The lines of the records that include "impressions" should all be copied.
:: ENTRIES SHOWN ::
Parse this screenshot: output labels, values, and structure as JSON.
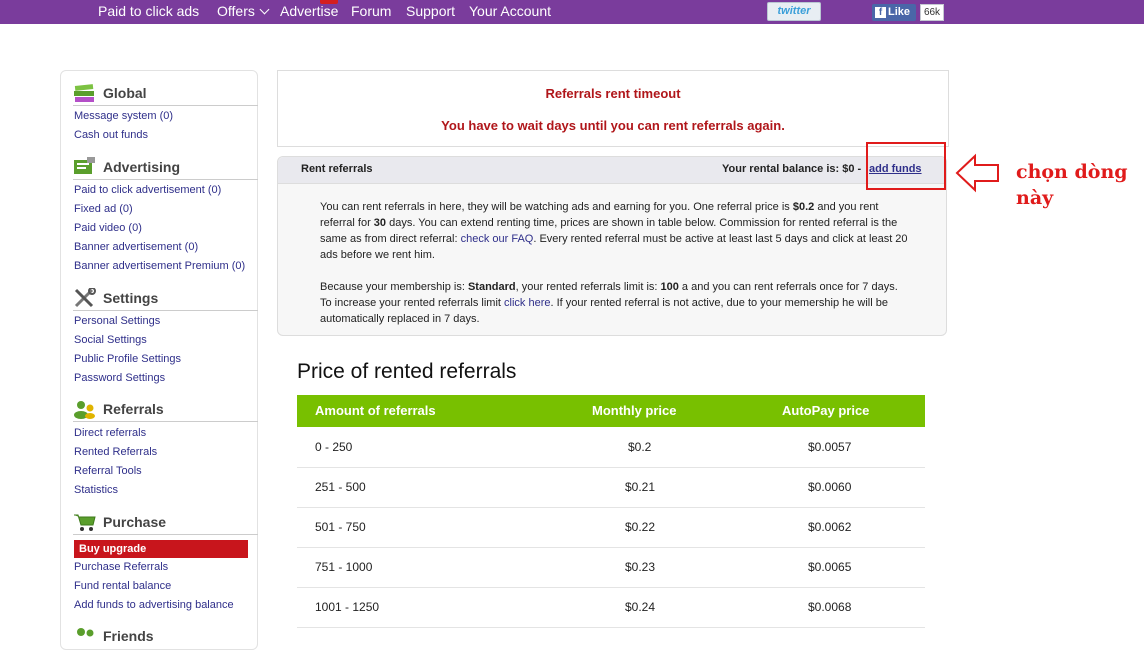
{
  "nav": {
    "items": [
      "Paid to click ads",
      "Offers",
      "Advertise",
      "Forum",
      "Support",
      "Your Account"
    ],
    "twitter_label": "twitter",
    "fb_like_label": "Like",
    "fb_count": "66k"
  },
  "sidebar": {
    "global": {
      "title": "Global",
      "links": [
        "Message system (0)",
        "Cash out funds"
      ]
    },
    "advertising": {
      "title": "Advertising",
      "links": [
        "Paid to click advertisement (0)",
        "Fixed ad (0)",
        "Paid video (0)",
        "Banner advertisement (0)",
        "Banner advertisement Premium (0)"
      ]
    },
    "settings": {
      "title": "Settings",
      "links": [
        "Personal Settings",
        "Social Settings",
        "Public Profile Settings",
        "Password Settings"
      ]
    },
    "referrals": {
      "title": "Referrals",
      "links": [
        "Direct referrals",
        "Rented Referrals",
        "Referral Tools",
        "Statistics"
      ]
    },
    "purchase": {
      "title": "Purchase",
      "buy_upgrade": "Buy upgrade",
      "links": [
        "Purchase Referrals",
        "Fund rental balance",
        "Add funds to advertising balance"
      ]
    },
    "next_section_partial": "Friends"
  },
  "timeout": {
    "title": "Referrals rent timeout",
    "message": "You have to wait days until you can rent referrals again."
  },
  "rent": {
    "header": "Rent referrals",
    "balance_label": "Your rental balance is: $0 -",
    "add_funds": "add funds",
    "p1_a": "You can rent referrals in here, they will be watching ads and earning for you. One referral price is ",
    "p1_price": "$0.2",
    "p1_b": " and you rent referral for ",
    "p1_days": "30",
    "p1_c": " days. You can extend renting time, prices are shown in table below. Commission for rented referral is the same as from direct referral: ",
    "p1_link": "check our FAQ",
    "p1_d": ". Every rented referral must be active at least last 5 days and click at least 20 ads before we rent him.",
    "p2_a": "Because your membership is: ",
    "p2_membership": "Standard",
    "p2_b": ", your rented referrals limit is: ",
    "p2_limit": "100",
    "p2_c": " a and you can rent referrals once for 7 days. To increase your rented referrals limit ",
    "p2_link": "click here",
    "p2_d": ". If your rented referral is not active, due to your memership he will be automatically replaced in 7 days."
  },
  "price": {
    "title": "Price of rented referrals",
    "headers": [
      "Amount of referrals",
      "Monthly price",
      "AutoPay price"
    ],
    "rows": [
      [
        "0 - 250",
        "$0.2",
        "$0.0057"
      ],
      [
        "251 - 500",
        "$0.21",
        "$0.0060"
      ],
      [
        "501 - 750",
        "$0.22",
        "$0.0062"
      ],
      [
        "751 - 1000",
        "$0.23",
        "$0.0065"
      ],
      [
        "1001 - 1250",
        "$0.24",
        "$0.0068"
      ]
    ]
  },
  "annotation": {
    "line1": "chọn dòng",
    "line2": "này",
    "color": "#e01b1b"
  },
  "colors": {
    "nav": "#7a3c9c",
    "table_header": "#78c000",
    "alert": "#b0161a",
    "buy_upgrade": "#c8151c"
  }
}
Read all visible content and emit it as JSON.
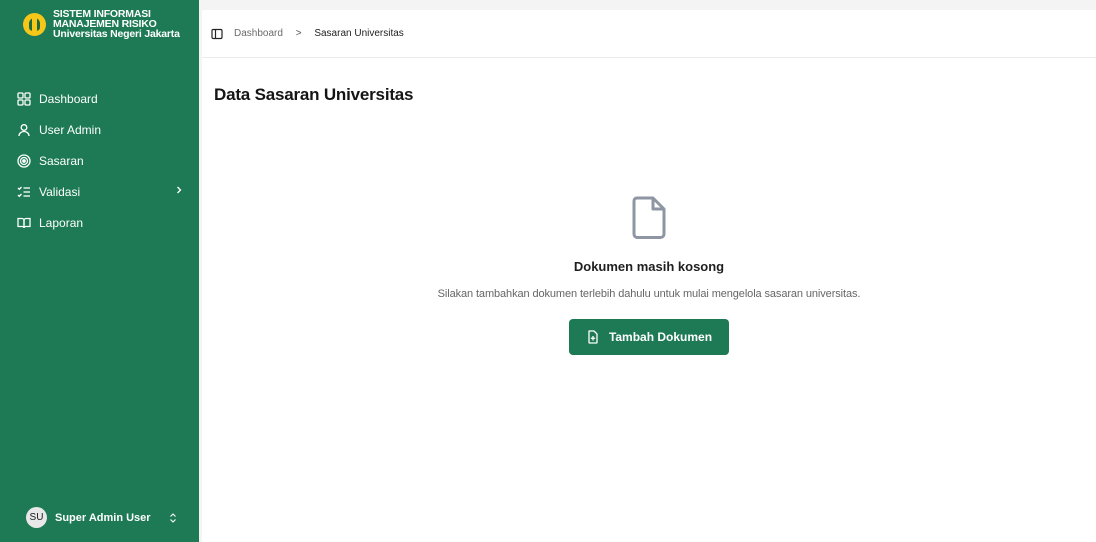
{
  "app": {
    "brand": {
      "line1": "SISTEM INFORMASI",
      "line2": "MANAJEMEN RISIKO",
      "line3": "Universitas Negeri Jakarta"
    },
    "accent_color": "#1d7a55",
    "logo_color": "#f6c619"
  },
  "sidebar": {
    "items": [
      {
        "label": "Dashboard",
        "icon": "grid-icon"
      },
      {
        "label": "User Admin",
        "icon": "user-icon"
      },
      {
        "label": "Sasaran",
        "icon": "target-icon"
      },
      {
        "label": "Validasi",
        "icon": "checklist-icon",
        "has_submenu": true
      },
      {
        "label": "Laporan",
        "icon": "book-open-icon"
      }
    ],
    "user": {
      "initials": "SU",
      "name": "Super Admin User"
    }
  },
  "breadcrumb": {
    "items": [
      "Dashboard",
      "Sasaran Universitas"
    ],
    "separator": ">"
  },
  "main": {
    "title": "Data Sasaran Universitas",
    "empty_state": {
      "title": "Dokumen masih kosong",
      "description": "Silakan tambahkan dokumen terlebih dahulu untuk mulai mengelola sasaran universitas.",
      "button_label": "Tambah Dokumen"
    }
  }
}
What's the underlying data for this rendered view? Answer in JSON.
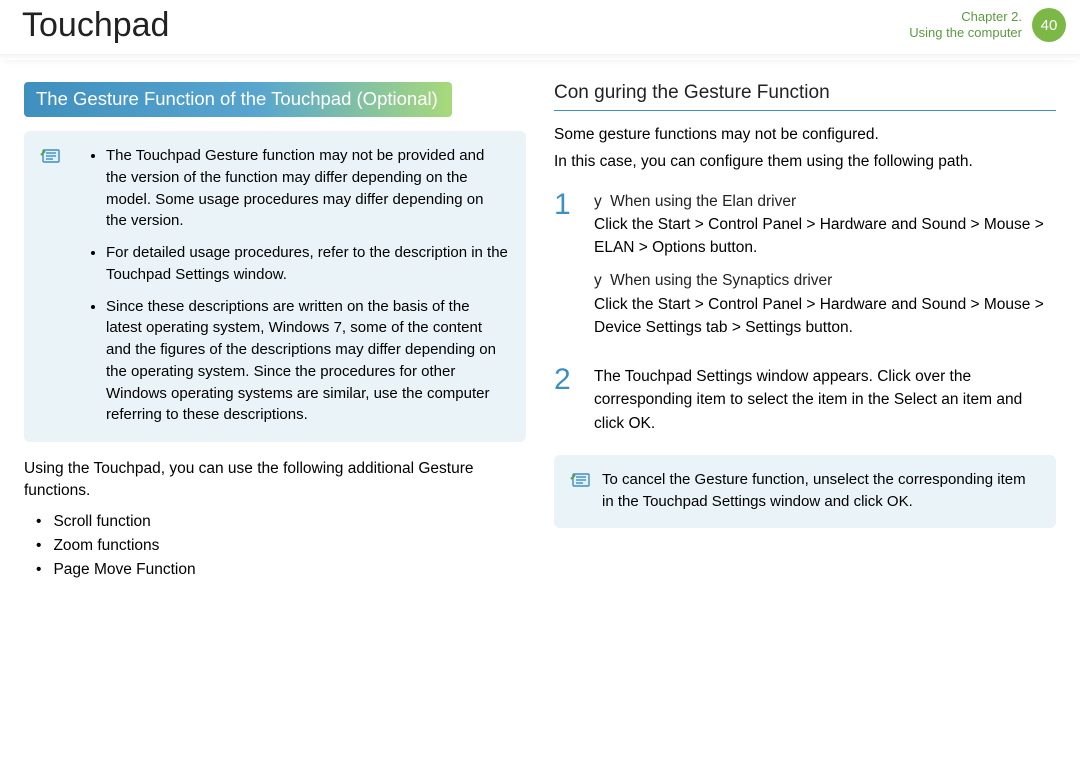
{
  "header": {
    "title": "Touchpad",
    "chapter_line1": "Chapter 2.",
    "chapter_line2": "Using the computer",
    "page_number": "40"
  },
  "left": {
    "banner": "The Gesture Function of the Touchpad (Optional)",
    "note_items": [
      "The Touchpad Gesture function may not be provided and the version of the function may differ depending on the model. Some usage procedures may differ depending on the version.",
      "For detailed usage procedures, refer to the description in the Touchpad Settings window.",
      "Since these descriptions are written on the basis of the latest operating system, Windows 7, some of the content and the figures of the descriptions may differ depending on the operating system. Since the procedures for other Windows operating systems are similar, use the computer referring to these descriptions."
    ],
    "intro": "Using the Touchpad, you can use the following additional Gesture functions.",
    "functions": [
      "Scroll function",
      "Zoom functions",
      "Page Move Function"
    ]
  },
  "right": {
    "subheading": "Con guring the Gesture Function",
    "intro1": "Some gesture functions may not be configured.",
    "intro2": "In this case, you can configure them using the following path.",
    "step1": {
      "num": "1",
      "elan_lead": "When using the Elan driver",
      "elan_body": "Click the Start > Control Panel > Hardware and Sound > Mouse > ELAN > Options button.",
      "syn_lead": "When using the Synaptics driver",
      "syn_body": "Click the Start > Control Panel > Hardware and Sound > Mouse > Device Settings tab > Settings button."
    },
    "step2": {
      "num": "2",
      "body": "The Touchpad Settings window appears. Click over the corresponding item to select the item in the Select an item and click OK."
    },
    "cancel_note": "To cancel the Gesture function, unselect the corresponding item in the Touchpad Settings window and click OK."
  }
}
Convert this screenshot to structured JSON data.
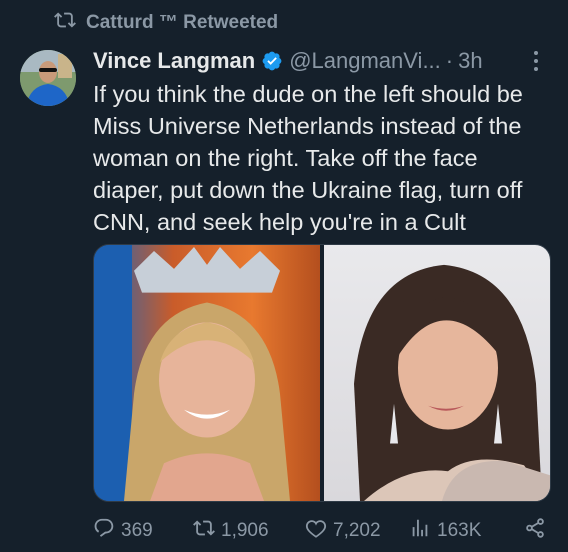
{
  "retweet_banner": {
    "text": "Catturd ™ Retweeted"
  },
  "author": {
    "name": "Vince Langman",
    "handle": "@LangmanVi...",
    "separator": "·",
    "time": "3h"
  },
  "tweet": {
    "text": "If you think the dude on the left should be Miss Universe Netherlands instead of the woman on the right. Take off the face diaper, put down the Ukraine flag, turn off CNN, and seek help you're in a Cult"
  },
  "media": [
    {
      "icon": "photo-left"
    },
    {
      "icon": "photo-right"
    }
  ],
  "actions": {
    "replies": "369",
    "retweets": "1,906",
    "likes": "7,202",
    "views": "163K"
  },
  "colors": {
    "background": "#15202b",
    "text": "#e7e9ea",
    "muted": "#8b98a5",
    "verified": "#1d9bf0"
  }
}
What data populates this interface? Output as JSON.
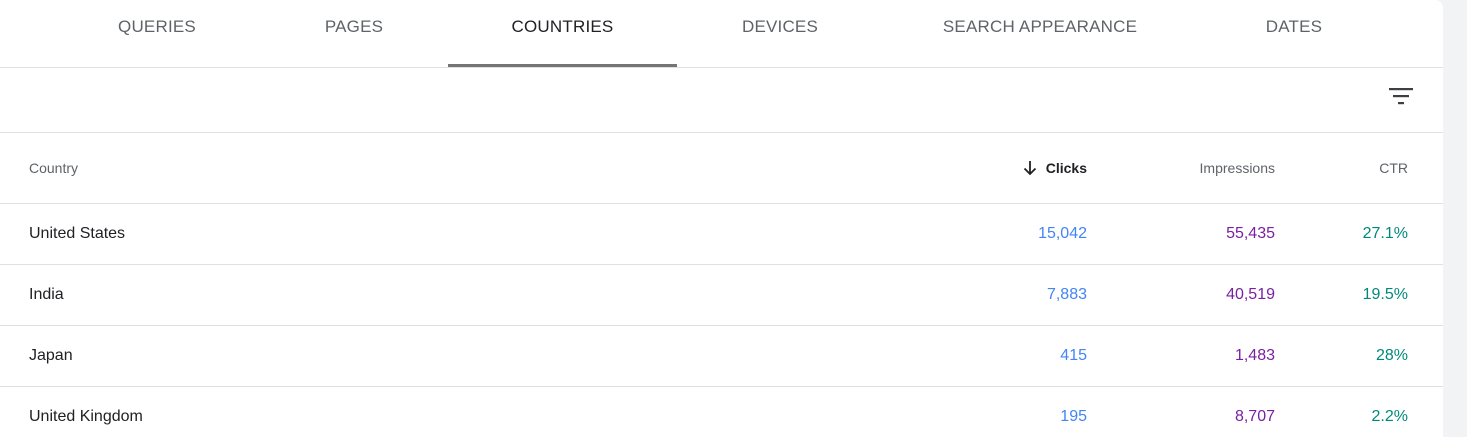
{
  "tabs": [
    {
      "label": "QUERIES"
    },
    {
      "label": "PAGES"
    },
    {
      "label": "COUNTRIES",
      "active": true
    },
    {
      "label": "DEVICES"
    },
    {
      "label": "SEARCH APPEARANCE"
    },
    {
      "label": "DATES"
    }
  ],
  "toolbar": {
    "filter_icon": "filter-list-icon"
  },
  "table": {
    "headers": {
      "country": "Country",
      "clicks": "Clicks",
      "impressions": "Impressions",
      "ctr": "CTR"
    },
    "sort": {
      "column": "clicks",
      "direction": "descending",
      "icon": "arrow-down-icon"
    },
    "rows": [
      {
        "country": "United States",
        "clicks": "15,042",
        "impressions": "55,435",
        "ctr": "27.1%"
      },
      {
        "country": "India",
        "clicks": "7,883",
        "impressions": "40,519",
        "ctr": "19.5%"
      },
      {
        "country": "Japan",
        "clicks": "415",
        "impressions": "1,483",
        "ctr": "28%"
      },
      {
        "country": "United Kingdom",
        "clicks": "195",
        "impressions": "8,707",
        "ctr": "2.2%"
      }
    ]
  },
  "colors": {
    "clicks": "#4285f4",
    "impressions": "#7b1fa2",
    "ctr": "#00897b"
  }
}
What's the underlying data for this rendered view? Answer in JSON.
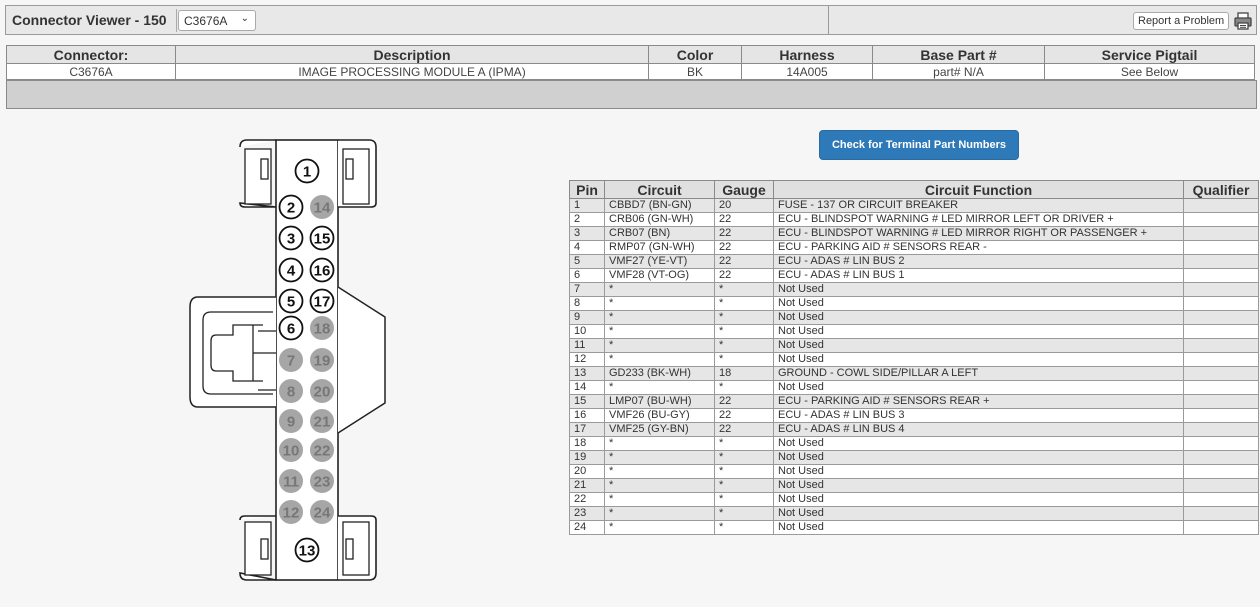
{
  "header": {
    "title": "Connector Viewer - 150",
    "connector_select": "C3676A",
    "report_label": "Report a Problem"
  },
  "connector_table": {
    "headers": [
      "Connector:",
      "Description",
      "Color",
      "Harness",
      "Base Part #",
      "Service Pigtail"
    ],
    "values": [
      "C3676A",
      "IMAGE PROCESSING MODULE A (IPMA)",
      "BK",
      "14A005",
      "part# N/A",
      "See Below"
    ]
  },
  "terminal_button": "Check for Terminal Part Numbers",
  "pin_table": {
    "headers": [
      "Pin",
      "Circuit",
      "Gauge",
      "Circuit Function",
      "Qualifier"
    ],
    "rows": [
      {
        "pin": "1",
        "circuit": "CBBD7 (BN-GN)",
        "gauge": "20",
        "function": "FUSE - 137 OR CIRCUIT BREAKER",
        "qualifier": ""
      },
      {
        "pin": "2",
        "circuit": "CRB06 (GN-WH)",
        "gauge": "22",
        "function": "ECU - BLINDSPOT WARNING # LED MIRROR LEFT OR DRIVER +",
        "qualifier": ""
      },
      {
        "pin": "3",
        "circuit": "CRB07 (BN)",
        "gauge": "22",
        "function": "ECU - BLINDSPOT WARNING # LED MIRROR RIGHT OR PASSENGER +",
        "qualifier": ""
      },
      {
        "pin": "4",
        "circuit": "RMP07 (GN-WH)",
        "gauge": "22",
        "function": "ECU - PARKING AID # SENSORS REAR -",
        "qualifier": ""
      },
      {
        "pin": "5",
        "circuit": "VMF27 (YE-VT)",
        "gauge": "22",
        "function": "ECU - ADAS # LIN BUS 2",
        "qualifier": ""
      },
      {
        "pin": "6",
        "circuit": "VMF28 (VT-OG)",
        "gauge": "22",
        "function": "ECU - ADAS # LIN BUS 1",
        "qualifier": ""
      },
      {
        "pin": "7",
        "circuit": "*",
        "gauge": "*",
        "function": "Not Used",
        "qualifier": ""
      },
      {
        "pin": "8",
        "circuit": "*",
        "gauge": "*",
        "function": "Not Used",
        "qualifier": ""
      },
      {
        "pin": "9",
        "circuit": "*",
        "gauge": "*",
        "function": "Not Used",
        "qualifier": ""
      },
      {
        "pin": "10",
        "circuit": "*",
        "gauge": "*",
        "function": "Not Used",
        "qualifier": ""
      },
      {
        "pin": "11",
        "circuit": "*",
        "gauge": "*",
        "function": "Not Used",
        "qualifier": ""
      },
      {
        "pin": "12",
        "circuit": "*",
        "gauge": "*",
        "function": "Not Used",
        "qualifier": ""
      },
      {
        "pin": "13",
        "circuit": "GD233 (BK-WH)",
        "gauge": "18",
        "function": "GROUND - COWL SIDE/PILLAR A LEFT",
        "qualifier": ""
      },
      {
        "pin": "14",
        "circuit": "*",
        "gauge": "*",
        "function": "Not Used",
        "qualifier": ""
      },
      {
        "pin": "15",
        "circuit": "LMP07 (BU-WH)",
        "gauge": "22",
        "function": "ECU - PARKING AID # SENSORS REAR +",
        "qualifier": ""
      },
      {
        "pin": "16",
        "circuit": "VMF26 (BU-GY)",
        "gauge": "22",
        "function": "ECU - ADAS # LIN BUS 3",
        "qualifier": ""
      },
      {
        "pin": "17",
        "circuit": "VMF25 (GY-BN)",
        "gauge": "22",
        "function": "ECU - ADAS # LIN BUS 4",
        "qualifier": ""
      },
      {
        "pin": "18",
        "circuit": "*",
        "gauge": "*",
        "function": "Not Used",
        "qualifier": ""
      },
      {
        "pin": "19",
        "circuit": "*",
        "gauge": "*",
        "function": "Not Used",
        "qualifier": ""
      },
      {
        "pin": "20",
        "circuit": "*",
        "gauge": "*",
        "function": "Not Used",
        "qualifier": ""
      },
      {
        "pin": "21",
        "circuit": "*",
        "gauge": "*",
        "function": "Not Used",
        "qualifier": ""
      },
      {
        "pin": "22",
        "circuit": "*",
        "gauge": "*",
        "function": "Not Used",
        "qualifier": ""
      },
      {
        "pin": "23",
        "circuit": "*",
        "gauge": "*",
        "function": "Not Used",
        "qualifier": ""
      },
      {
        "pin": "24",
        "circuit": "*",
        "gauge": "*",
        "function": "Not Used",
        "qualifier": ""
      }
    ]
  },
  "diagram": {
    "used_pins": [
      "1",
      "2",
      "3",
      "4",
      "5",
      "6",
      "13",
      "15",
      "16",
      "17"
    ],
    "unused_pins": [
      "7",
      "8",
      "9",
      "10",
      "11",
      "12",
      "14",
      "18",
      "19",
      "20",
      "21",
      "22",
      "23",
      "24"
    ],
    "used_color": "#ffffff",
    "unused_color": "#a6a6a6"
  },
  "colors": {
    "button_blue": "#2e7ab8",
    "header_grey": "#e5e5e5",
    "bar_grey": "#d0d0d0"
  }
}
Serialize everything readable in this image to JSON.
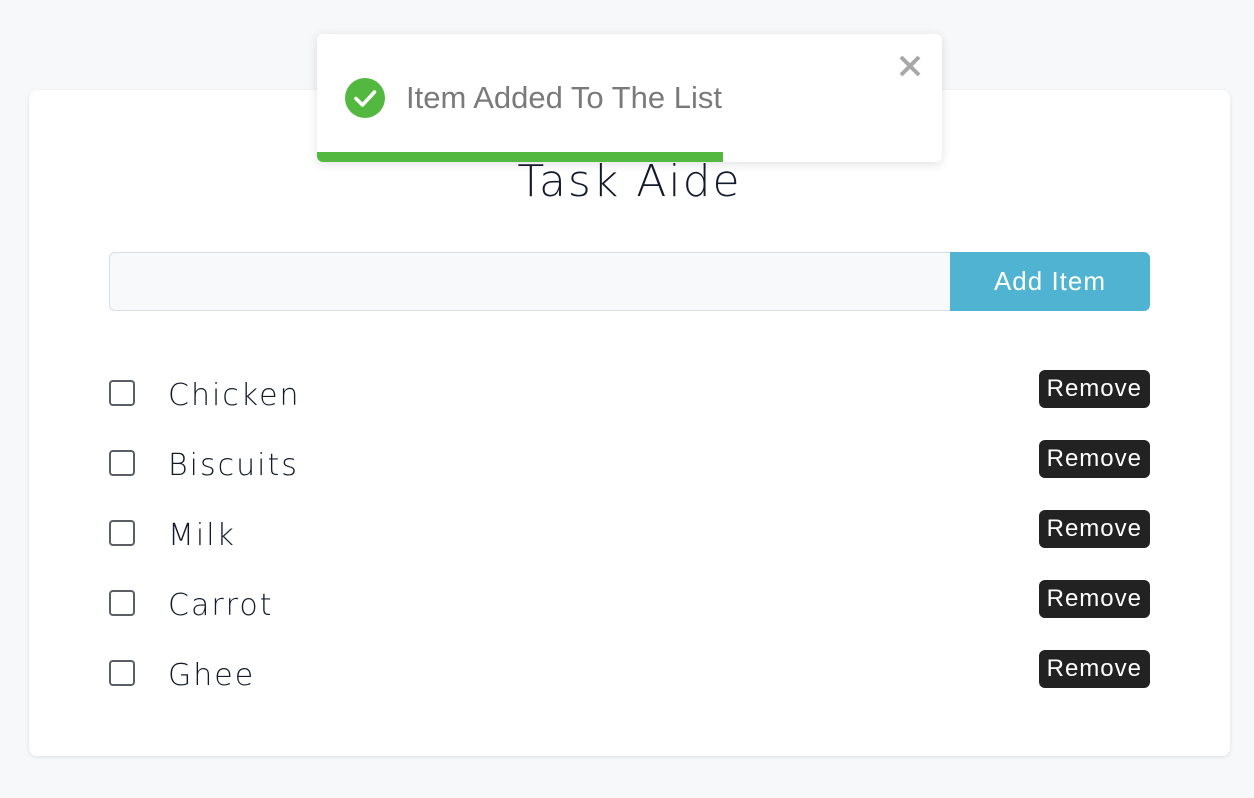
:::
**EXPECTED ANSWER**.
      "impressions": "Impressions",
        "impressions": "55,435",
        "impressions": "40,519",
        "impressions": "1,483",
        "impressions": "8,707",
    "impressions": "#7b1fa2",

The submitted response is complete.